Website and app data records:
◇ ◇ ◇ ◇

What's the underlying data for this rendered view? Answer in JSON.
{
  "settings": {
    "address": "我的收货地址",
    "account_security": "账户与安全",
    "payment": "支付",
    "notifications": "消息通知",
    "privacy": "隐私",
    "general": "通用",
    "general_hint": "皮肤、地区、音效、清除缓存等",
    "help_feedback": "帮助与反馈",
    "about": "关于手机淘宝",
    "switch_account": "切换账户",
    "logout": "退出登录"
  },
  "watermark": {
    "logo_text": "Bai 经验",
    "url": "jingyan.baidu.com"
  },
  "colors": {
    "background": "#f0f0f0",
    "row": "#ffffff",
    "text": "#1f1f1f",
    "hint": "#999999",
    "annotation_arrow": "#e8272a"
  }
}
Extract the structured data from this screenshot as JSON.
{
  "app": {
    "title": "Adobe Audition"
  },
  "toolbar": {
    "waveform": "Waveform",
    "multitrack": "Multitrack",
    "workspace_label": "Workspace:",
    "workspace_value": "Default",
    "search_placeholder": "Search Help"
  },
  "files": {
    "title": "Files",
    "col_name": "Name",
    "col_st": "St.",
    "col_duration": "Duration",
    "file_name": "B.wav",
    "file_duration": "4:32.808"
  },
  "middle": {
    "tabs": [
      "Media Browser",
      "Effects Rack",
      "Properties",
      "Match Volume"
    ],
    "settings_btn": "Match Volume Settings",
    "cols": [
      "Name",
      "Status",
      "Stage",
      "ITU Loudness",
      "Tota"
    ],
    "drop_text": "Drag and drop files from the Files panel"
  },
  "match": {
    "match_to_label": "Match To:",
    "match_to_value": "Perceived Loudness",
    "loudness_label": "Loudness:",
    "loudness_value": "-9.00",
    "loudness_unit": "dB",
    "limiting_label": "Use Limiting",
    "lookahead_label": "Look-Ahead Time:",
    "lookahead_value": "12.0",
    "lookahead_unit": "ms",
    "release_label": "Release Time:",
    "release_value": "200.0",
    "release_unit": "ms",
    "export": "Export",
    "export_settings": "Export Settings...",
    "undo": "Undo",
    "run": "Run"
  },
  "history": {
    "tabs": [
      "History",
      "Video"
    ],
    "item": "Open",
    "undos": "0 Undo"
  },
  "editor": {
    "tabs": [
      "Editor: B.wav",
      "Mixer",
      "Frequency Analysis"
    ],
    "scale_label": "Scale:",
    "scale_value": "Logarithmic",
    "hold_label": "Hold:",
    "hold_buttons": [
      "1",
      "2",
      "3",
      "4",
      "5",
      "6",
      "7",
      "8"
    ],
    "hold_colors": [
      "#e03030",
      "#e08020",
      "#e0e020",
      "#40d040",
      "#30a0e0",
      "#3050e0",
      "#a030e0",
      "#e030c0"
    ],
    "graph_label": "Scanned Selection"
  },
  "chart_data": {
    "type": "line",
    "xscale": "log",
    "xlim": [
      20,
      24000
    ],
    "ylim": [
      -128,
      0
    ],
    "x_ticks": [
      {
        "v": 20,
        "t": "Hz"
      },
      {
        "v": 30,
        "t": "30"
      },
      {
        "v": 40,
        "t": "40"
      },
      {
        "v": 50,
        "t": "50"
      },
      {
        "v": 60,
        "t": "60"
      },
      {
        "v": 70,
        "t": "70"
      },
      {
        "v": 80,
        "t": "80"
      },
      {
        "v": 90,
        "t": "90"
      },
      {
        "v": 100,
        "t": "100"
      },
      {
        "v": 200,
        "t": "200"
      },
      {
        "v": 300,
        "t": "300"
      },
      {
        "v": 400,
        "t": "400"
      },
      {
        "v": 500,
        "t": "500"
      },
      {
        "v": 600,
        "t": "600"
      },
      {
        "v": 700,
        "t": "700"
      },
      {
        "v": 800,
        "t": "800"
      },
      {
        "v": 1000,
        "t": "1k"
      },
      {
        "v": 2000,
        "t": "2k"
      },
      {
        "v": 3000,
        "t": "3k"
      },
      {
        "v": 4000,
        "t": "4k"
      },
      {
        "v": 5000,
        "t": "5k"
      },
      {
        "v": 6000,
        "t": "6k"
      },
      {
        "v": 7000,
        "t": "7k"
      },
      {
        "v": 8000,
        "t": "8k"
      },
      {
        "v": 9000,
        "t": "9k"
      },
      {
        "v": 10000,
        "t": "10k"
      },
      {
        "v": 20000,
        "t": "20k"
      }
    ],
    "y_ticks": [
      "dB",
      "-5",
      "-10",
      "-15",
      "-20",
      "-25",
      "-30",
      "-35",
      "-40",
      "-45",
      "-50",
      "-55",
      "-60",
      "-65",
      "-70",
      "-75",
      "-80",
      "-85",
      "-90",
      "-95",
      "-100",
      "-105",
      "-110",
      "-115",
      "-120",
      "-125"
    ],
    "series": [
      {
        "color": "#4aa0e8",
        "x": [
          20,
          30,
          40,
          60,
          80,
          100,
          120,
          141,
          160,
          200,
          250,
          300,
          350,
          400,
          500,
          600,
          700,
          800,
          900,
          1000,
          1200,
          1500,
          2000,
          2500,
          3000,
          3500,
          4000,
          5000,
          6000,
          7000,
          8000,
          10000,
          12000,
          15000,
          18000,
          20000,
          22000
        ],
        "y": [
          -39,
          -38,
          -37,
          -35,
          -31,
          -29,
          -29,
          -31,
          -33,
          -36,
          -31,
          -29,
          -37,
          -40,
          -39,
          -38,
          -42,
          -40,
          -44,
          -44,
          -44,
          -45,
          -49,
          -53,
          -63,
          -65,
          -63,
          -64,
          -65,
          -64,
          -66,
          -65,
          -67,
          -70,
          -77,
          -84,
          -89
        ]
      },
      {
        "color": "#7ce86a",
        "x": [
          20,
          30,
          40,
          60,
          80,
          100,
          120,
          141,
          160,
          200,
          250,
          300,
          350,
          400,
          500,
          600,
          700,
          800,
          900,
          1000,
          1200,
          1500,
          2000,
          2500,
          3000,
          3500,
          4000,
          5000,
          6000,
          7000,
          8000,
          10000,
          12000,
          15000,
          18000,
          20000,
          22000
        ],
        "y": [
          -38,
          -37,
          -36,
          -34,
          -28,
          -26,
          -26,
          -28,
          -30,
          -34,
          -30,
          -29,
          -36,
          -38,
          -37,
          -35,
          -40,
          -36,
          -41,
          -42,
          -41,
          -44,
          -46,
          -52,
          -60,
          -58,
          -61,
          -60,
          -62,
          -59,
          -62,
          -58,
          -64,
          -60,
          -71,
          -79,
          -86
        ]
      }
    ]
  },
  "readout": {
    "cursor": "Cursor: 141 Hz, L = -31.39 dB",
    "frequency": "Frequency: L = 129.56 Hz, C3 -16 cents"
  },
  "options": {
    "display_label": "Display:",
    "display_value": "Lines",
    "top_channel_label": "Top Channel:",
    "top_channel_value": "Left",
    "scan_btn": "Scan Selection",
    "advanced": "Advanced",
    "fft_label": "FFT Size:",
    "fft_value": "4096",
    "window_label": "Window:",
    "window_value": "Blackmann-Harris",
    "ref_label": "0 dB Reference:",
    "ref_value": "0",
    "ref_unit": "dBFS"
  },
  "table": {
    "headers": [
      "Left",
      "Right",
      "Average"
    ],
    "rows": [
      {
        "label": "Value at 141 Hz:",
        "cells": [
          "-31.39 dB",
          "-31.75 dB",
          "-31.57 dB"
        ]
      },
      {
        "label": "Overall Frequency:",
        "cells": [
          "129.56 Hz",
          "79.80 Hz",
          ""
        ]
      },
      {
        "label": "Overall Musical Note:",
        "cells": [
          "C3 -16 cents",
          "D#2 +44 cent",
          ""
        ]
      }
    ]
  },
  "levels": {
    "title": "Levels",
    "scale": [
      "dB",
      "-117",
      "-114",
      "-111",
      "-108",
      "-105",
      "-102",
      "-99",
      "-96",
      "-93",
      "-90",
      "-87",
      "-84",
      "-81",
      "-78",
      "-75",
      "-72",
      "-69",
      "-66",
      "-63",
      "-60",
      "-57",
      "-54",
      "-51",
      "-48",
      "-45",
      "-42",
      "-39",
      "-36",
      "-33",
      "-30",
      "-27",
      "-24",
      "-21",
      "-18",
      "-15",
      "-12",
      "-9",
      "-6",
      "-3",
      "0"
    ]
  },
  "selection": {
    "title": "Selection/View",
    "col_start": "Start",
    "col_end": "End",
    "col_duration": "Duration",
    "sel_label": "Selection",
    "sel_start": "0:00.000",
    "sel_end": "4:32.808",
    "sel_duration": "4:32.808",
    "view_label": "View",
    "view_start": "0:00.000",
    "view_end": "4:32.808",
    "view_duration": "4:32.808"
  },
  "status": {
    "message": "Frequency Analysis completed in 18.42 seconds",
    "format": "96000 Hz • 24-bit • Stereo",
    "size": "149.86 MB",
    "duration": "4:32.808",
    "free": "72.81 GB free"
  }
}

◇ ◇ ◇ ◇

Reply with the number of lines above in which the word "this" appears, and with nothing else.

Final answer:
2